The absence of Mexico from Lima Group meetings after Andrés Manuel López Obrador assumed the presidency in July 2018, and the formal resignation of Argentina on March 24 weakened the Lima Group and Bolton’s plan that sought to use the Group to isolate and sanction the Venezuelan government. Argentine Foreign Minister Felipe Solá expressed his disagreement with the practices that sought to punish the Venezuelan government by imposing sanctions and blockades, which had only aggravated the situation of its population. The Peruvian government’s condemnation of the blockades, embargoes and unilateral sanctions on countries in the region, and the April 11 announcement by the government of Saint Lucia of its withdrawal from the Lima Group to immediately re-establish diplomatic relations with the Maduro government, in accordance with the official position of the Caribbean Community (Caricom) of non-interference in the internal affairs of sovereign states, constituted a mortal blow. The Lima Group has become a corpse lying in the geopolitical morgue, which many refuse to acknowledge.

The Lima Group was the counter-example of a real mediating body, since the opposition acted as judge and party as a member of it, while the Maduro government did not recognize it. In addition, two of its members were not in a position to teach democracy classes to any government: Honduras and Bolivia. The government of the former was elected in a highly irregular process that even Luis Almagro, head of the OAS, said should be repeated. In the case of the Bolivian government, then headed by Jeanine Áñez, her rise to power was the result of a coup d’état supported by the OAS.

Today the negotiations to reestablish democratic coexistence, the independence of powers and an end to the humanitarian crisis in Venezuela are advancing through new channels. Meanwhile, an exhausted citizenry observes this stage of negotiations, holding out hope that talks whose course and agenda are designed by Venezuelans based on their Constitution will end the crisis that afflicts that country. As the Washington Post points out, the meeting in Mexico is like a plea from the actors in conflict not to exacerbate the situation of a society that is tired of the avoidable deaths and suffering, and sees how thousands of its citizens continue to leave toward other nations in an unprecedented mobility crisis in the region whose consequences are still impossible to calculate.

The next round of talks will take place again in Mexico from September 24 to 27.

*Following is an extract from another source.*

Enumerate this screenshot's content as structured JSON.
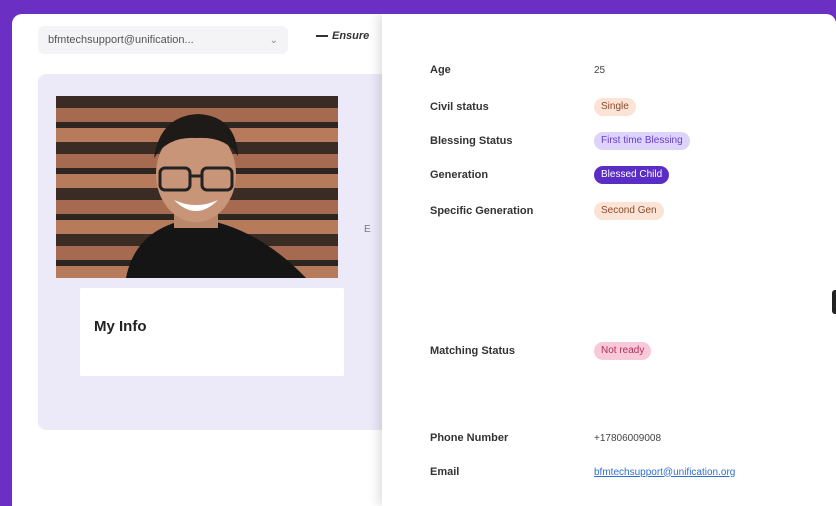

Ariela Ruiz Caro is an economist from Humboldt University of Berlin and holds a Master’s Degree in Economic Integration Processes from the University of Buenos Aires. She is an analyst of the Americas Program for the Andean/Southern Cone region.